The definition of the potential energy at a point A is the work done by the force on a body when it moves from A to the place of zero potential (to infinity, in case of gravity).

The force can vary with position. If this is the case, the work is calculated by integrating the force with respect the displacement,

$$W(A,B)=\int_A^B{\vec Fd\vec r}$$

and the potential is defined at point A with the integral:

$$U(A)=\int_A ^{\infty} {\vec F d\vec r}$$

The gravitational force of a homogeneous sphere of mass M and radius R, at a distance r from is centre is -GMm/r^, as if the whole mass M were concentrated at the centre of the sphere. (The - sign shows that the force points inward.) This is valid when r is greater or equal to the radius of the sphere. If a body is inside this big sphere, only that amount of mass counts which is enclosed inside the sphere of radius r. This can be proved but requires some amount of integration.

If the sphere is homogeneous, the volume of the inner sphere of radius r is V(r) =4/3 r^3 pi, while the volume of the whole sphere is V(R)= 4/3 R^3 pi. The mass of the spheres is proportional to the volume: so the mass of the inner sphere is
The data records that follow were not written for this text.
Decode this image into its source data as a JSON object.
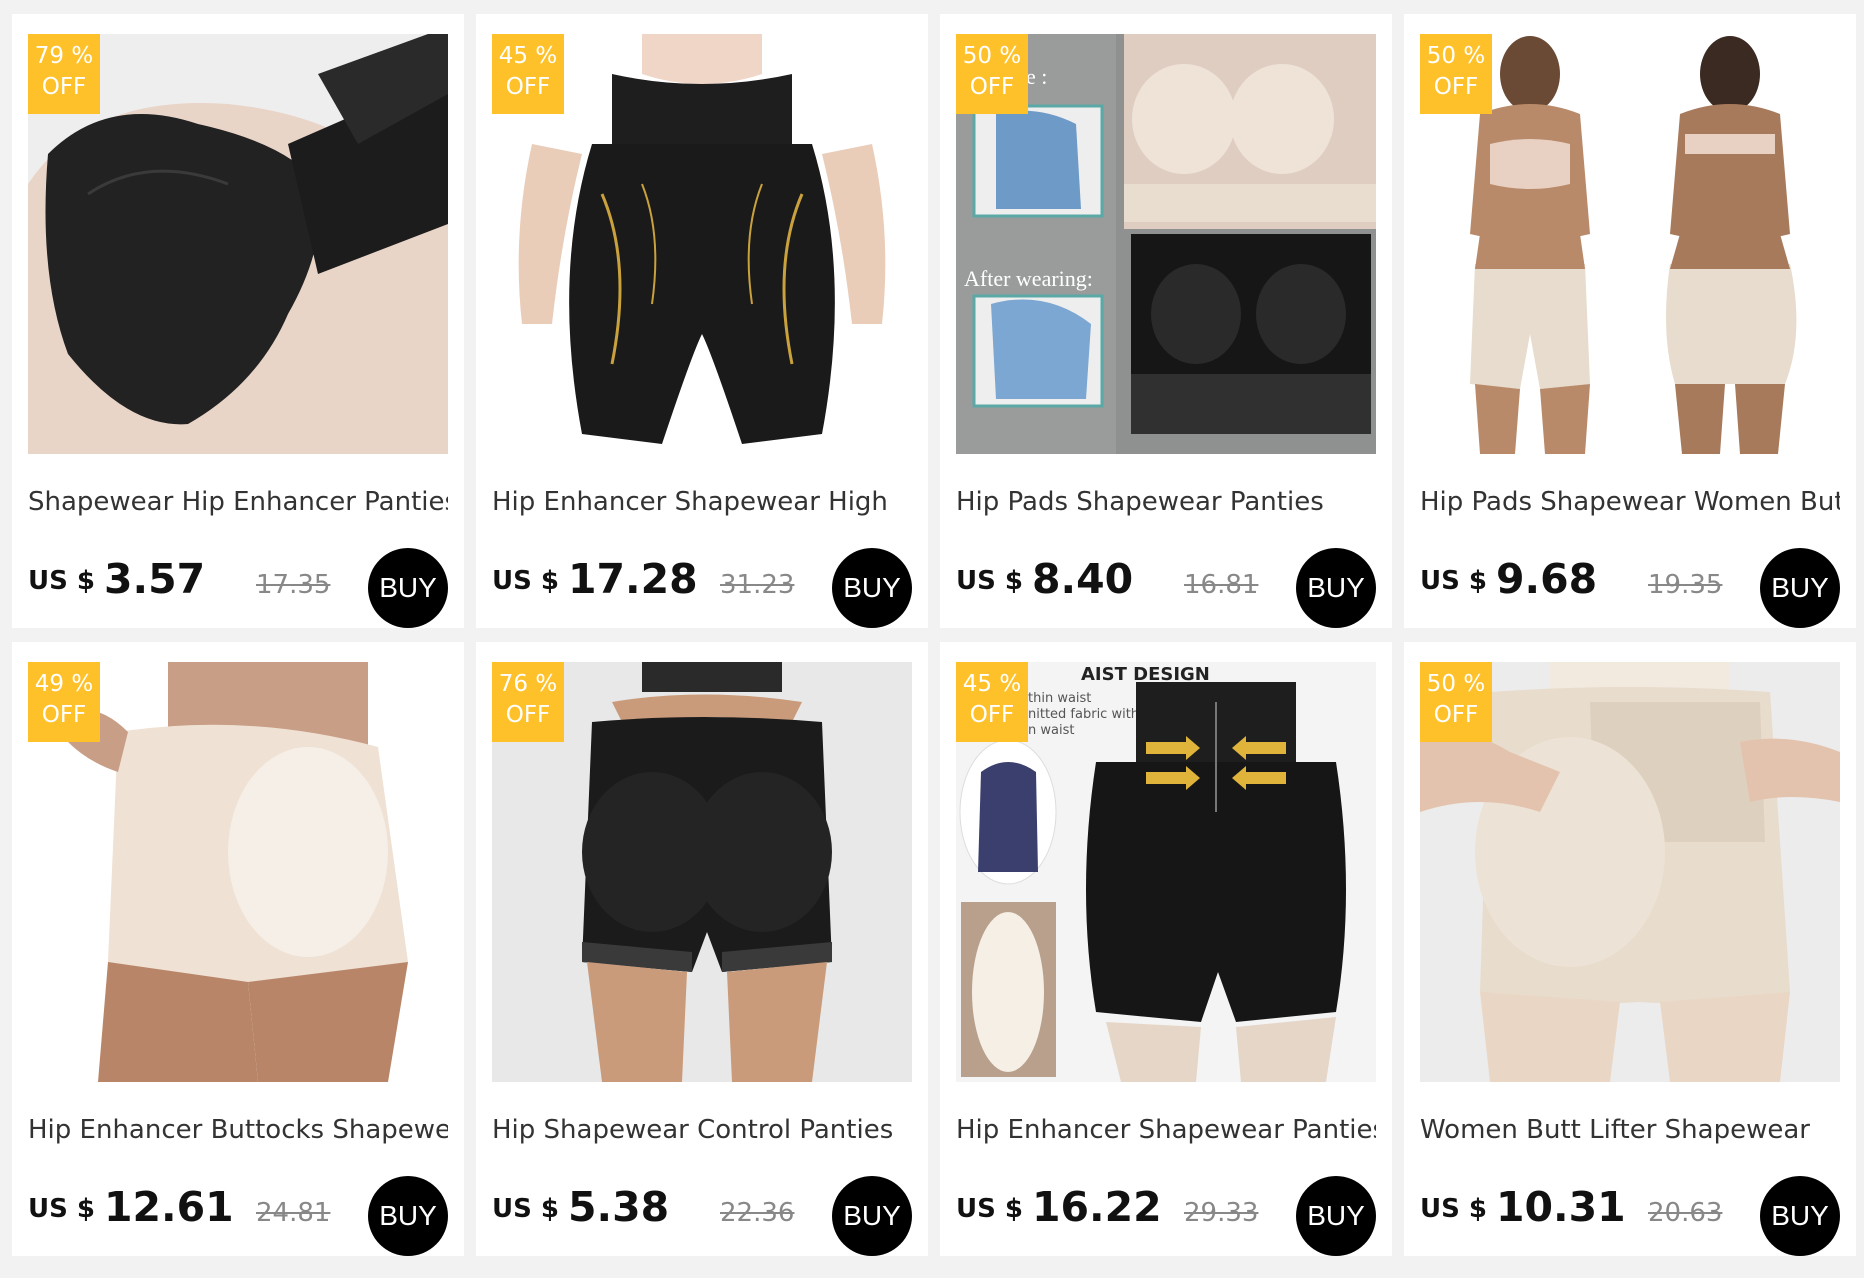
{
  "products": [
    {
      "discount_pct": "79 %",
      "discount_off": "OFF",
      "title": "Shapewear Hip Enhancer Panties",
      "currency": "US $",
      "price": "3.57",
      "original_price": "17.35",
      "buy_label": "BUY"
    },
    {
      "discount_pct": "45 %",
      "discount_off": "OFF",
      "title": "Hip Enhancer Shapewear High",
      "currency": "US $",
      "price": "17.28",
      "original_price": "31.23",
      "buy_label": "BUY"
    },
    {
      "discount_pct": "50 %",
      "discount_off": "OFF",
      "title": "Hip Pads Shapewear Panties",
      "currency": "US $",
      "price": "8.40",
      "original_price": "16.81",
      "buy_label": "BUY",
      "image_text": {
        "top": "e :",
        "after": "After wearing:"
      }
    },
    {
      "discount_pct": "50 %",
      "discount_off": "OFF",
      "title": "Hip Pads Shapewear Women Butt",
      "currency": "US $",
      "price": "9.68",
      "original_price": "19.35",
      "buy_label": "BUY"
    },
    {
      "discount_pct": "49 %",
      "discount_off": "OFF",
      "title": "Hip Enhancer Buttocks Shapewear",
      "currency": "US $",
      "price": "12.61",
      "original_price": "24.81",
      "buy_label": "BUY"
    },
    {
      "discount_pct": "76 %",
      "discount_off": "OFF",
      "title": "Hip Shapewear Control Panties",
      "currency": "US $",
      "price": "5.38",
      "original_price": "22.36",
      "buy_label": "BUY"
    },
    {
      "discount_pct": "45 %",
      "discount_off": "OFF",
      "title": "Hip Enhancer Shapewear Panties",
      "currency": "US $",
      "price": "16.22",
      "original_price": "29.33",
      "buy_label": "BUY",
      "image_text": {
        "heading": "AIST DESIGN",
        "line1": "thin waist",
        "line2": "nitted fabric with",
        "line3": "n waist"
      }
    },
    {
      "discount_pct": "50 %",
      "discount_off": "OFF",
      "title": "Women Butt Lifter Shapewear",
      "currency": "US $",
      "price": "10.31",
      "original_price": "20.63",
      "buy_label": "BUY"
    }
  ],
  "colors": {
    "badge": "#ffc12a",
    "buy_button": "#000000",
    "page_bg": "#f2f2f2"
  }
}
$$\frac {m_{sph}}{M}= \frac{r^3}{R^3}$$

It is still valid that the force of gravity is the same as if all the mass were concentrated at the centre, but this mass is msph now:

$$m_{sph}= \frac{r^3}{R^3}M$$

$$F= -G\frac{m_{sph}m}{r^2}=-GM\frac{r^3}{R^3}{r^2}=-\frac{GM}{R^3}r$$

ehild

5. Apr 9, 2010

Brilliant

Wow

I see the light, though I feel like I should already know this. And you're ignoring the shell of mass that has a radius grater than the falling objects radius as it falls, and only using the sphere on which it sits, basically. I guess all of the mass in the outer shell exerts a net force of 0. That makes sense, I can see it conceptually.

Thanks so much for explaining it all, however, I still don't see how that can be solved in 80 seconds. I guess maybe if you know all this you could eliminate answers.

Anyway, Thanks!

6. Apr 9, 2010

ehild

These are basic things, usually explained during classes.

ehild

7. Apr 9, 2010

Brilliant

Well, we have learned all of the concepts, it's just I was having trouble putting all that together. And it seems a bit more in-depth than most other multiple choice problems.

I appreciate the help though.

8. Apr 9, 2010

ehild

Well, these are not easy to understand, although the formulae are easy to remember. I would not include such question among multiple choice problems.

ehild